Problem statement
Pictures stay out. Everything else in the listing below gets written out exactly.

━━━ Provided data ━━━

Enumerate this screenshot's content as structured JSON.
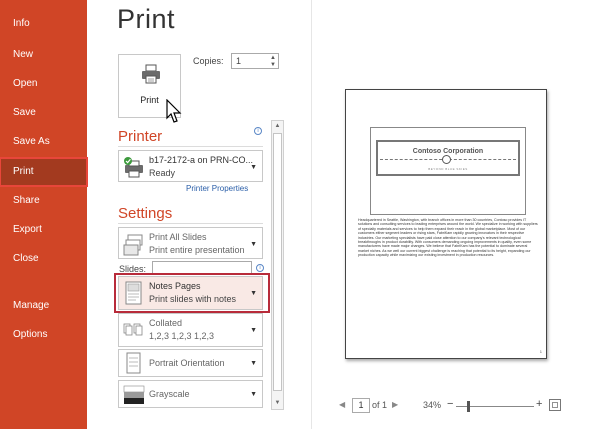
{
  "nav": {
    "items": [
      {
        "label": "Info"
      },
      {
        "label": "New"
      },
      {
        "label": "Open"
      },
      {
        "label": "Save"
      },
      {
        "label": "Save As"
      },
      {
        "label": "Print"
      },
      {
        "label": "Share"
      },
      {
        "label": "Export"
      },
      {
        "label": "Close"
      },
      {
        "label": "Manage"
      },
      {
        "label": "Options"
      }
    ],
    "selected": "Print",
    "accent_color": "#d04526"
  },
  "page_title": "Print",
  "print_button": {
    "label": "Print",
    "icon": "printer-icon"
  },
  "copies": {
    "label": "Copies:",
    "value": "1"
  },
  "printer_section": {
    "heading": "Printer",
    "name": "b17-2172-a on PRN-CO...",
    "status": "Ready",
    "properties_link": "Printer Properties"
  },
  "settings_section": {
    "heading": "Settings",
    "slides_range": {
      "title": "Print All Slides",
      "subtitle": "Print entire presentation"
    },
    "slides_label": "Slides:",
    "slides_value": "",
    "layout": {
      "title": "Notes Pages",
      "subtitle": "Print slides with notes"
    },
    "collation": {
      "title": "Collated",
      "subtitle": "1,2,3    1,2,3    1,2,3"
    },
    "orientation": {
      "title": "Portrait Orientation"
    },
    "color": {
      "title": "Grayscale"
    }
  },
  "preview": {
    "slide_title": "Contoso Corporation",
    "slide_subtitle": "BEYOND BLUE SKIES",
    "notes_text": "Headquartered in Seattle, Washington, with branch offices in more than 30 countries, Contoso provides IT solutions and consulting services to leading enterprises around the world. We specialize in working with suppliers of specialty materials and services to help them expand their reach in the global marketplace. Most of our customers either segment leaders or rising stars, FabriKam rapidly growing innovators in their respective industries. Our marketing specialists have paid close attention to our company's relevant technological breakthroughs in product durability. With consumers demanding ongoing improvements in quality, even some manufacturers have made major changes. We believe that FabriKam has the potential to dominate several market niches. As we well our current biggest challenge is reaching that potential to its height, expanding our production capacity while maximizing our existing investment in production resources.",
    "page_number": "1"
  },
  "footer": {
    "current_page": "1",
    "of_label": "of 1",
    "zoom": "34%"
  }
}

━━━

Written answer
Enumerate this screenshot's content as structured JSON.
{
  "nav": {
    "items": [
      {
        "label": "Info"
      },
      {
        "label": "New"
      },
      {
        "label": "Open"
      },
      {
        "label": "Save"
      },
      {
        "label": "Save As"
      },
      {
        "label": "Print"
      },
      {
        "label": "Share"
      },
      {
        "label": "Export"
      },
      {
        "label": "Close"
      },
      {
        "label": "Manage"
      },
      {
        "label": "Options"
      }
    ],
    "selected": "Print",
    "accent_color": "#d04526"
  },
  "page_title": "Print",
  "print_button": {
    "label": "Print",
    "icon": "printer-icon"
  },
  "copies": {
    "label": "Copies:",
    "value": "1"
  },
  "printer_section": {
    "heading": "Printer",
    "name": "b17-2172-a on PRN-CO...",
    "status": "Ready",
    "properties_link": "Printer Properties"
  },
  "settings_section": {
    "heading": "Settings",
    "slides_range": {
      "title": "Print All Slides",
      "subtitle": "Print entire presentation"
    },
    "slides_label": "Slides:",
    "slides_value": "",
    "layout": {
      "title": "Notes Pages",
      "subtitle": "Print slides with notes"
    },
    "collation": {
      "title": "Collated",
      "subtitle": "1,2,3    1,2,3    1,2,3"
    },
    "orientation": {
      "title": "Portrait Orientation"
    },
    "color": {
      "title": "Grayscale"
    }
  },
  "preview": {
    "slide_title": "Contoso Corporation",
    "slide_subtitle": "BEYOND BLUE SKIES",
    "notes_text": "Headquartered in Seattle, Washington, with branch offices in more than 30 countries, Contoso provides IT solutions and consulting services to leading enterprises around the world. We specialize in working with suppliers of specialty materials and services to help them expand their reach in the global marketplace. Most of our customers either segment leaders or rising stars, FabriKam rapidly growing innovators in their respective industries. Our marketing specialists have paid close attention to our company's relevant technological breakthroughs in product durability. With consumers demanding ongoing improvements in quality, even some manufacturers have made major changes. We believe that FabriKam has the potential to dominate several market niches. As we well our current biggest challenge is reaching that potential to its height, expanding our production capacity while maximizing our existing investment in production resources.",
    "page_number": "1"
  },
  "footer": {
    "current_page": "1",
    "of_label": "of 1",
    "zoom": "34%"
  }
}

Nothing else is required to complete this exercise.